→ **Task statement**
I'd like every line in the following listing that holds "JSON" copied.

Start of Block

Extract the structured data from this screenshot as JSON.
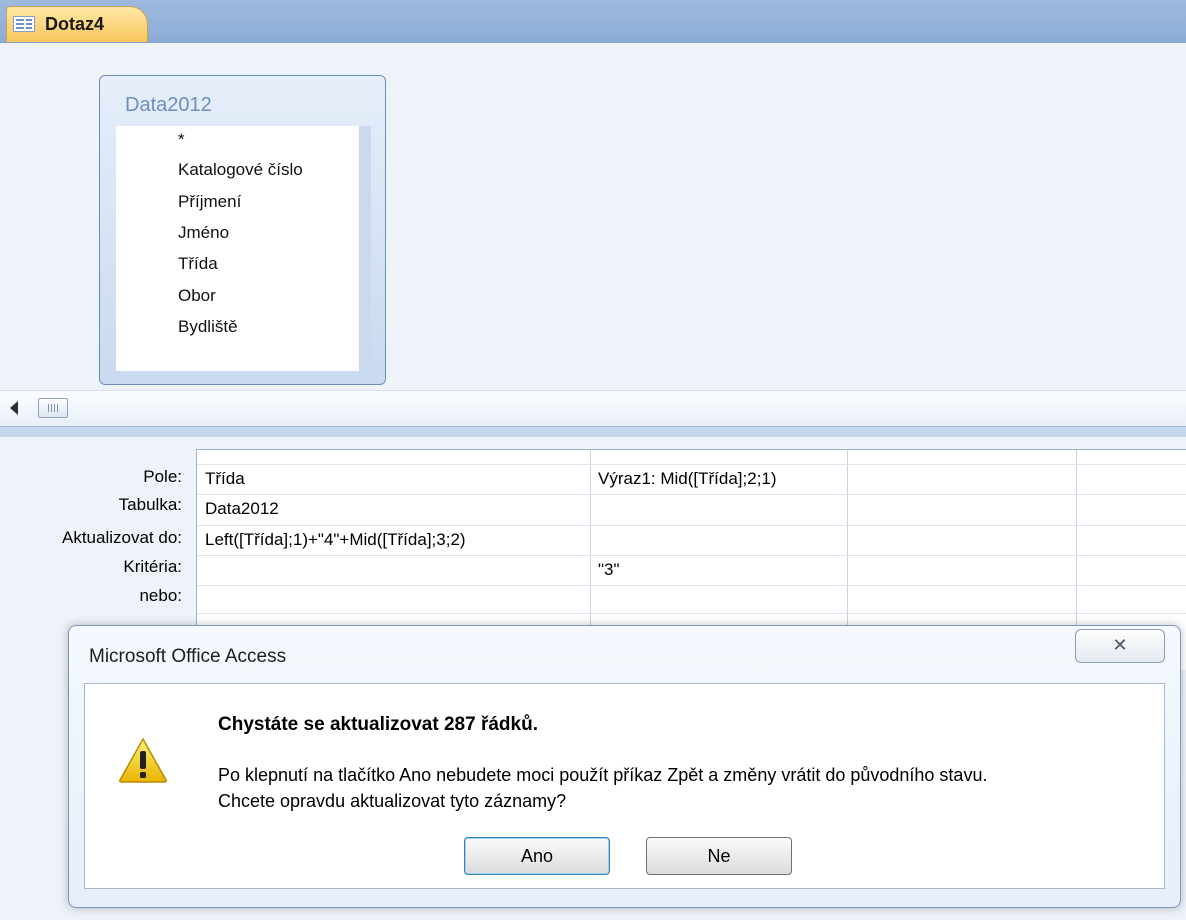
{
  "tab": {
    "label": "Dotaz4"
  },
  "table_box": {
    "title": "Data2012",
    "fields": [
      "*",
      "Katalogové číslo",
      "Příjmení",
      "Jméno",
      "Třída",
      "Obor",
      "Bydliště"
    ]
  },
  "grid": {
    "row_labels": [
      "Pole:",
      "Tabulka:",
      "Aktualizovat do:",
      "Kritéria:",
      "nebo:"
    ],
    "columns": [
      {
        "pole": "Třída",
        "tabulka": "Data2012",
        "aktualizovat": "Left([Třída];1)+\"4\"+Mid([Třída];3;2)",
        "kriteria": "",
        "nebo": ""
      },
      {
        "pole": "Výraz1: Mid([Třída];2;1)",
        "tabulka": "",
        "aktualizovat": "",
        "kriteria": "\"3\"",
        "nebo": ""
      }
    ]
  },
  "dialog": {
    "title": "Microsoft Office Access",
    "close_glyph": "✕",
    "heading": "Chystáte se aktualizovat 287 řádků.",
    "line1": "Po klepnutí na tlačítko Ano nebudete moci použít příkaz Zpět a změny vrátit do původního stavu.",
    "line2": "Chcete opravdu aktualizovat tyto záznamy?",
    "yes_label": "Ano",
    "no_label": "Ne"
  }
}
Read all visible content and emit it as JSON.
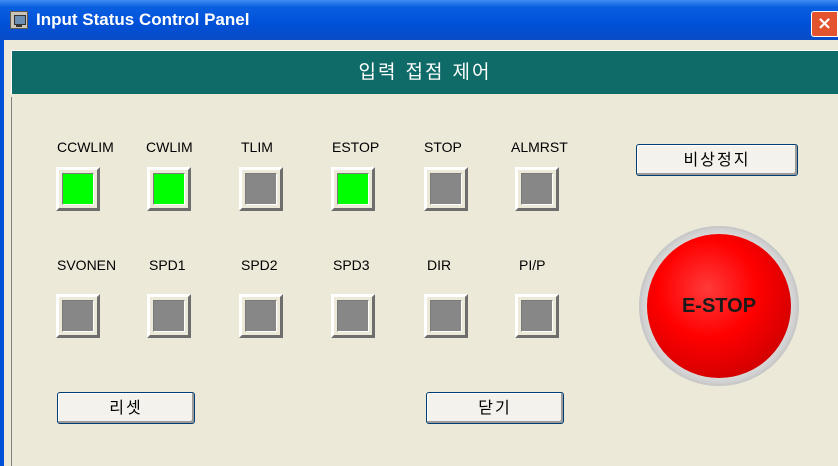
{
  "window": {
    "title": "Input Status Control Panel",
    "close_glyph": "×"
  },
  "header": {
    "title": "입력 접점 제어"
  },
  "inputs_row1": [
    {
      "label": "CCWLIM",
      "state": "on"
    },
    {
      "label": "CWLIM",
      "state": "on"
    },
    {
      "label": "TLIM",
      "state": "off"
    },
    {
      "label": "ESTOP",
      "state": "on"
    },
    {
      "label": "STOP",
      "state": "off"
    },
    {
      "label": "ALMRST",
      "state": "off"
    }
  ],
  "inputs_row2": [
    {
      "label": "SVONEN",
      "state": "off"
    },
    {
      "label": "SPD1",
      "state": "off"
    },
    {
      "label": "SPD2",
      "state": "off"
    },
    {
      "label": "SPD3",
      "state": "off"
    },
    {
      "label": "DIR",
      "state": "off"
    },
    {
      "label": "PI/P",
      "state": "off"
    }
  ],
  "buttons": {
    "emergency_stop": "비상정지",
    "reset": "리셋",
    "close": "닫기",
    "estop_big": "E-STOP"
  },
  "colors": {
    "led_on": "#00ff00",
    "led_off": "#878787",
    "header_bg": "#0f6b67",
    "estop_red": "#ff0000"
  }
}
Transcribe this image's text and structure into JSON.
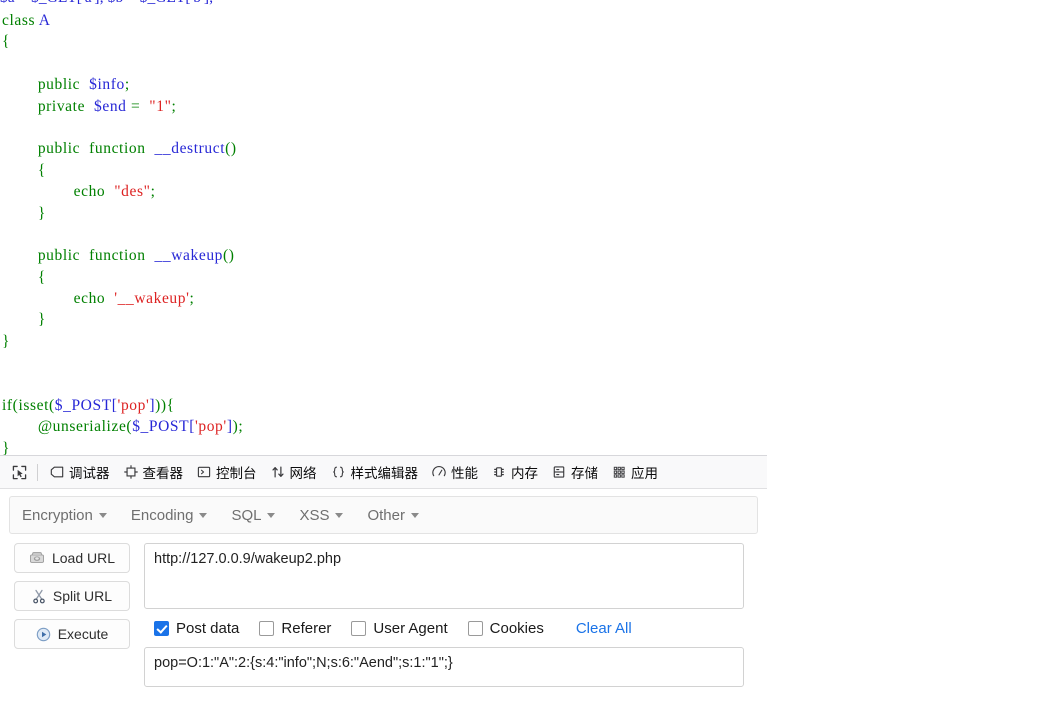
{
  "code": {
    "language": "php",
    "clipped_top_line": "$a = $_GET['a']; $b = $_GET['b'];",
    "lines": [
      [
        {
          "t": "class",
          "c": "k"
        },
        {
          "t": " ",
          "c": "p"
        },
        {
          "t": "A",
          "c": "v"
        }
      ],
      [
        {
          "t": "{",
          "c": "p"
        }
      ],
      [],
      [
        {
          "t": "        ",
          "c": "p"
        },
        {
          "t": "public",
          "c": "k"
        },
        {
          "t": "  ",
          "c": "p"
        },
        {
          "t": "$info",
          "c": "v"
        },
        {
          "t": ";",
          "c": "p"
        }
      ],
      [
        {
          "t": "        ",
          "c": "p"
        },
        {
          "t": "private",
          "c": "k"
        },
        {
          "t": "  ",
          "c": "p"
        },
        {
          "t": "$end",
          "c": "v"
        },
        {
          "t": " = ",
          "c": "p"
        },
        {
          "t": " \"1\"",
          "c": "s"
        },
        {
          "t": ";",
          "c": "p"
        }
      ],
      [],
      [
        {
          "t": "        ",
          "c": "p"
        },
        {
          "t": "public",
          "c": "k"
        },
        {
          "t": "  ",
          "c": "p"
        },
        {
          "t": "function",
          "c": "k"
        },
        {
          "t": "  ",
          "c": "p"
        },
        {
          "t": "__destruct",
          "c": "fn"
        },
        {
          "t": "()",
          "c": "p"
        }
      ],
      [
        {
          "t": "        ",
          "c": "p"
        },
        {
          "t": "{",
          "c": "p"
        }
      ],
      [
        {
          "t": "                ",
          "c": "p"
        },
        {
          "t": "echo",
          "c": "k"
        },
        {
          "t": "  ",
          "c": "p"
        },
        {
          "t": "\"des\"",
          "c": "s"
        },
        {
          "t": ";",
          "c": "p"
        }
      ],
      [
        {
          "t": "        ",
          "c": "p"
        },
        {
          "t": "}",
          "c": "p"
        }
      ],
      [],
      [
        {
          "t": "        ",
          "c": "p"
        },
        {
          "t": "public",
          "c": "k"
        },
        {
          "t": "  ",
          "c": "p"
        },
        {
          "t": "function",
          "c": "k"
        },
        {
          "t": "  ",
          "c": "p"
        },
        {
          "t": "__wakeup",
          "c": "fn"
        },
        {
          "t": "()",
          "c": "p"
        }
      ],
      [
        {
          "t": "        ",
          "c": "p"
        },
        {
          "t": "{",
          "c": "p"
        }
      ],
      [
        {
          "t": "                ",
          "c": "p"
        },
        {
          "t": "echo",
          "c": "k"
        },
        {
          "t": "  ",
          "c": "p"
        },
        {
          "t": "'__wakeup'",
          "c": "s"
        },
        {
          "t": ";",
          "c": "p"
        }
      ],
      [
        {
          "t": "        ",
          "c": "p"
        },
        {
          "t": "}",
          "c": "p"
        }
      ],
      [
        {
          "t": "}",
          "c": "p"
        }
      ],
      [],
      [],
      [
        {
          "t": "if",
          "c": "k"
        },
        {
          "t": "(",
          "c": "p"
        },
        {
          "t": "isset",
          "c": "k"
        },
        {
          "t": "(",
          "c": "p"
        },
        {
          "t": "$_POST",
          "c": "v"
        },
        {
          "t": "[",
          "c": "b"
        },
        {
          "t": "'pop'",
          "c": "s"
        },
        {
          "t": "]",
          "c": "b"
        },
        {
          "t": ")){",
          "c": "p"
        }
      ],
      [
        {
          "t": "        ",
          "c": "p"
        },
        {
          "t": "@unserialize",
          "c": "k"
        },
        {
          "t": "(",
          "c": "p"
        },
        {
          "t": "$_POST",
          "c": "v"
        },
        {
          "t": "[",
          "c": "b"
        },
        {
          "t": "'pop'",
          "c": "s"
        },
        {
          "t": "]",
          "c": "b"
        },
        {
          "t": ");",
          "c": "p"
        }
      ],
      [
        {
          "t": "}",
          "c": "p"
        }
      ]
    ]
  },
  "devtools": {
    "picker_icon": "element-picker-icon",
    "tabs": [
      {
        "label": "调试器",
        "icon": "debugger-icon"
      },
      {
        "label": "查看器",
        "icon": "inspector-icon"
      },
      {
        "label": "控制台",
        "icon": "console-icon"
      },
      {
        "label": "网络",
        "icon": "network-icon"
      },
      {
        "label": "样式编辑器",
        "icon": "style-editor-icon"
      },
      {
        "label": "性能",
        "icon": "performance-icon"
      },
      {
        "label": "内存",
        "icon": "memory-icon"
      },
      {
        "label": "存储",
        "icon": "storage-icon"
      },
      {
        "label": "应用",
        "icon": "application-icon"
      }
    ]
  },
  "hackbar": {
    "menus": [
      {
        "label": "Encryption"
      },
      {
        "label": "Encoding"
      },
      {
        "label": "SQL"
      },
      {
        "label": "XSS"
      },
      {
        "label": "Other"
      }
    ],
    "buttons": [
      {
        "label": "Load URL",
        "icon": "load-url-icon"
      },
      {
        "label": "Split URL",
        "icon": "scissors-icon"
      },
      {
        "label": "Execute",
        "icon": "play-icon"
      }
    ],
    "url_value": "http://127.0.0.9/wakeup2.php",
    "post_value": "pop=O:1:\"A\":2:{s:4:\"info\";N;s:6:\"Aend\";s:1:\"1\";}",
    "checkboxes": [
      {
        "label": "Post data",
        "checked": true
      },
      {
        "label": "Referer",
        "checked": false
      },
      {
        "label": "User Agent",
        "checked": false
      },
      {
        "label": "Cookies",
        "checked": false
      }
    ],
    "clear_all_label": "Clear All",
    "accent_color": "#1a73e8"
  },
  "colors": {
    "keyword": "#008000",
    "variable": "#2727d6",
    "string": "#dd2222",
    "devtools_bg": "#f9f9fa",
    "page_bg": "#ffffff"
  }
}
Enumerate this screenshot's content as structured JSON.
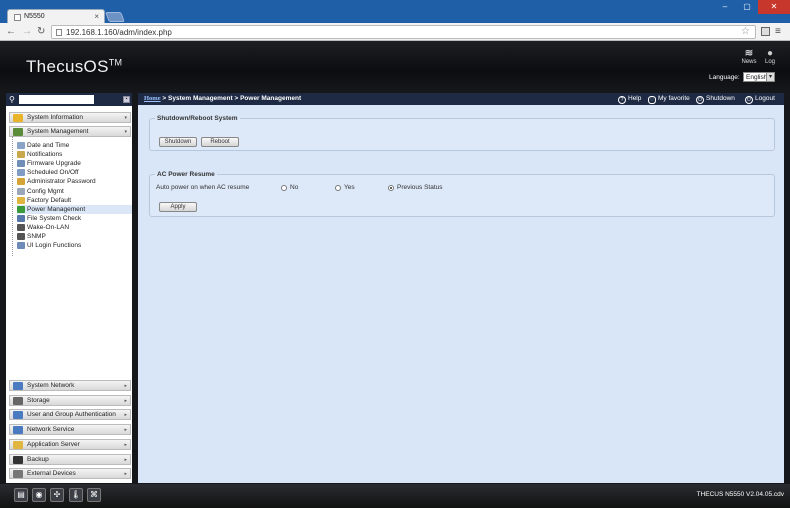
{
  "browser": {
    "tab_title": "N5550",
    "url": "192.168.1.160/adm/index.php"
  },
  "header": {
    "logo": "ThecusOS",
    "logo_tm": "TM",
    "news": "News",
    "log": "Log",
    "language_label": "Language:",
    "language_value": "English"
  },
  "sidebar": {
    "sections_top": [
      {
        "label": "System Information",
        "color": "#e8b52a"
      },
      {
        "label": "System Management",
        "color": "#5a8c3a"
      }
    ],
    "items": [
      {
        "label": "Date and Time",
        "color": "#8aa4c8"
      },
      {
        "label": "Notifications",
        "color": "#c9a84b"
      },
      {
        "label": "Firmware Upgrade",
        "color": "#6f8fb8"
      },
      {
        "label": "Scheduled On/Off",
        "color": "#7e9cc4"
      },
      {
        "label": "Administrator Password",
        "color": "#d4a437"
      },
      {
        "label": "Config Mgmt",
        "color": "#9aa7b8"
      },
      {
        "label": "Factory Default",
        "color": "#e0b640"
      },
      {
        "label": "Power Management",
        "color": "#3a9a3a"
      },
      {
        "label": "File System Check",
        "color": "#5577aa"
      },
      {
        "label": "Wake-On-LAN",
        "color": "#555555"
      },
      {
        "label": "SNMP",
        "color": "#555555"
      },
      {
        "label": "UI Login Functions",
        "color": "#6d8ab8"
      }
    ],
    "selected_item": "Power Management",
    "sections_bottom": [
      {
        "label": "System Network",
        "color": "#4a7abf"
      },
      {
        "label": "Storage",
        "color": "#666666"
      },
      {
        "label": "User and Group Authentication",
        "color": "#4a7abf"
      },
      {
        "label": "Network Service",
        "color": "#4a7abf"
      },
      {
        "label": "Application Server",
        "color": "#e0b640"
      },
      {
        "label": "Backup",
        "color": "#333333"
      },
      {
        "label": "External Devices",
        "color": "#777777"
      }
    ]
  },
  "topbar": {
    "home": "Home",
    "crumb_rest": " > System Management > Power Management",
    "help": "Help",
    "favorite": "My favorite",
    "shutdown": "Shutdown",
    "logout": "Logout"
  },
  "shutdown_section": {
    "title": "Shutdown/Reboot System",
    "shutdown_btn": "Shutdown",
    "reboot_btn": "Reboot"
  },
  "power_resume": {
    "title": "AC Power Resume",
    "label": "Auto power on when AC resume",
    "options": [
      "No",
      "Yes",
      "Previous Status"
    ],
    "selected": "Previous Status",
    "apply_btn": "Apply"
  },
  "footer": {
    "version": "THECUS N5550 V2.04.05.cdv"
  }
}
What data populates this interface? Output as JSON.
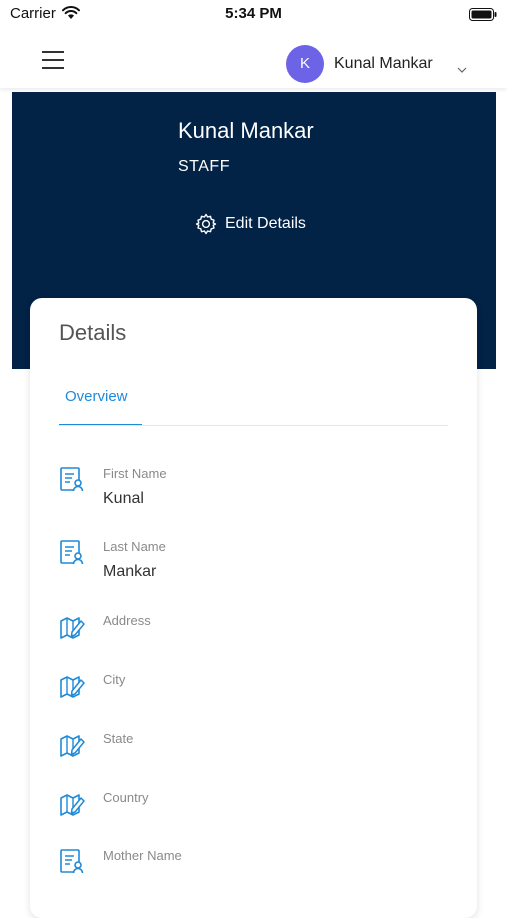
{
  "status_bar": {
    "carrier": "Carrier",
    "time": "5:34 PM"
  },
  "nav": {
    "avatar_initial": "K",
    "user_name": "Kunal Mankar"
  },
  "header": {
    "name": "Kunal Mankar",
    "role": "STAFF",
    "edit_label": "Edit Details"
  },
  "card": {
    "title": "Details",
    "tab_label": "Overview",
    "fields": [
      {
        "label": "First Name",
        "value": "Kunal",
        "icon": "contact-card-icon"
      },
      {
        "label": "Last Name",
        "value": "Mankar",
        "icon": "contact-card-icon"
      },
      {
        "label": "Address",
        "value": "",
        "icon": "map-edit-icon"
      },
      {
        "label": "City",
        "value": "",
        "icon": "map-edit-icon"
      },
      {
        "label": "State",
        "value": "",
        "icon": "map-edit-icon"
      },
      {
        "label": "Country",
        "value": "",
        "icon": "map-edit-icon"
      },
      {
        "label": "Mother Name",
        "value": "",
        "icon": "contact-card-icon"
      }
    ]
  },
  "colors": {
    "header_bg": "#022246",
    "accent": "#1f8ad8",
    "avatar_bg": "#6c63e6"
  }
}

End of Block

→ **Solution to this problem**
Extract the structured data from this screenshot as JSON.
Read all visible content and emit it as JSON.
Transcribe this image's text and structure into JSON.
Enumerate this screenshot's content as structured JSON.
What data populates this interface? Output as JSON.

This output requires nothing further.